Talking with a Government prospect the other day we discussed the proliferation of SharePoint 2010 collaboration sites that are great during the creative stage, but how do you repurpose the content once a project is completed? According to Microsoft, in 2009 there were 100K SharePoint users; every day for the past five years 5K new users are added to SharePoint; and one in five users have access to SharePoint.
SharePoint one of the most pervasive technologies in recent years. Microsoft and its ecosystem have done a tremendous job in selling the value of the platform to the enterprise. The ease of deployment, maintenance and perceived low price tag has made SharePoint the choice for many departmental collaboration and simple content management solutions.

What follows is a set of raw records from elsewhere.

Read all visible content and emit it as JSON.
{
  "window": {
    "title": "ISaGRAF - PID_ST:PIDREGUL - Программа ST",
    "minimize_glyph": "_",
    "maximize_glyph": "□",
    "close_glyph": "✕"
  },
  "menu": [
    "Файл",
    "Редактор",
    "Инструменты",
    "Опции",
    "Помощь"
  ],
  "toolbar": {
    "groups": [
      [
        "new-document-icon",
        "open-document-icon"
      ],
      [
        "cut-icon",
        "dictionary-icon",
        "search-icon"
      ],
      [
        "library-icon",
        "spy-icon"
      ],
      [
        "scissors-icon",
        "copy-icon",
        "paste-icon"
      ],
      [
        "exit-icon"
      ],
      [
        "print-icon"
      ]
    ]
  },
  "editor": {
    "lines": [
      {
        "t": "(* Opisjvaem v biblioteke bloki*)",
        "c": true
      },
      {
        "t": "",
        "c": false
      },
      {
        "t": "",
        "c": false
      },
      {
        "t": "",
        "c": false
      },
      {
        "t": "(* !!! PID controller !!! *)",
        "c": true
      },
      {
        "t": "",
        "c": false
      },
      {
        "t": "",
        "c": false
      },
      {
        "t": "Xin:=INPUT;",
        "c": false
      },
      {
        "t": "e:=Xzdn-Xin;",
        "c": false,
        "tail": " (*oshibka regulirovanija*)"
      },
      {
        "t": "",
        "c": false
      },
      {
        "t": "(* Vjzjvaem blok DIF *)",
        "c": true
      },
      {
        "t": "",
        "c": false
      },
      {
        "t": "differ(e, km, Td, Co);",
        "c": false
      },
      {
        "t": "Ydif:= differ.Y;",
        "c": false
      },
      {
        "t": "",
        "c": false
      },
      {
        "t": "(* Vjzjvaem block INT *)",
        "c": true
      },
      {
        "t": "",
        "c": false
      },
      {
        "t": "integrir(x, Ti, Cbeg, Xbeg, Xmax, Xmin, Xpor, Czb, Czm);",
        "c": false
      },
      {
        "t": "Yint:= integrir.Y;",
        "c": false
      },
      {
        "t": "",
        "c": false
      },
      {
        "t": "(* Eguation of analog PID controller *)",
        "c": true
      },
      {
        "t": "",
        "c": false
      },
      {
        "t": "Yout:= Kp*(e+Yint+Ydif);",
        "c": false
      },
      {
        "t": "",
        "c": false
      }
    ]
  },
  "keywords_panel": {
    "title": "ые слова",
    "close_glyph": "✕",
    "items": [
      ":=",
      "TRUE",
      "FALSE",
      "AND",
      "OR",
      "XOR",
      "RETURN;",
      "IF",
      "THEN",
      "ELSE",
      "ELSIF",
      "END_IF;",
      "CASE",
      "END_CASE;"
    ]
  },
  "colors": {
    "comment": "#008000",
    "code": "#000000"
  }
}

These solutions tend to be loosely-organized, relying on users to classify and manage the lifecycle of their content. The issue is that in many large scale enterprises the adoption of SharePoint has become viral with some enterprises (for example the US Air Force having to put a moratorium on the deployment of SharePoint 2010 until they get policy, governance and structure around its use and effective deployment to the enterprise).
Given the current economic climate we are seeing organizations looking to do more with what they already own and many own SharePoint as a part of their enterprise agreements. Think about your own enterprise and how you manage content. It’s not just one file system, or one SharePoint instance. These repositories, silos, they’re everywhere. There could be hundreds of SharePoint repositories.
From an information governance perspective, you need to develop an enterprise metadata repository, normalize the terminology, secure the sensitive content, ensure records are declared, as well as deliver better search results. My client and I agreed our Smart Content Framework™ provides the building blocks and the technology which includes a taxonomy builder, classification, and workflow engine that allows you to define the business rules, identify how to tag each document and then route it if required. It’s a sensible approach and encompasses and reigns in the SharePoint sprawl found in many organizations.
In our discussion we also talked about the importance of building an enterprise metadata repository that enables the proactive management of content. This is what we consider the first building block in the framework. This is an enterprise infrastructure component tightly integrated with information governance and the management of the lifecycle of content. From this, enterprise search, compliance, records management, and data privacy issues can be addressed and managed.
Follow us on Twitter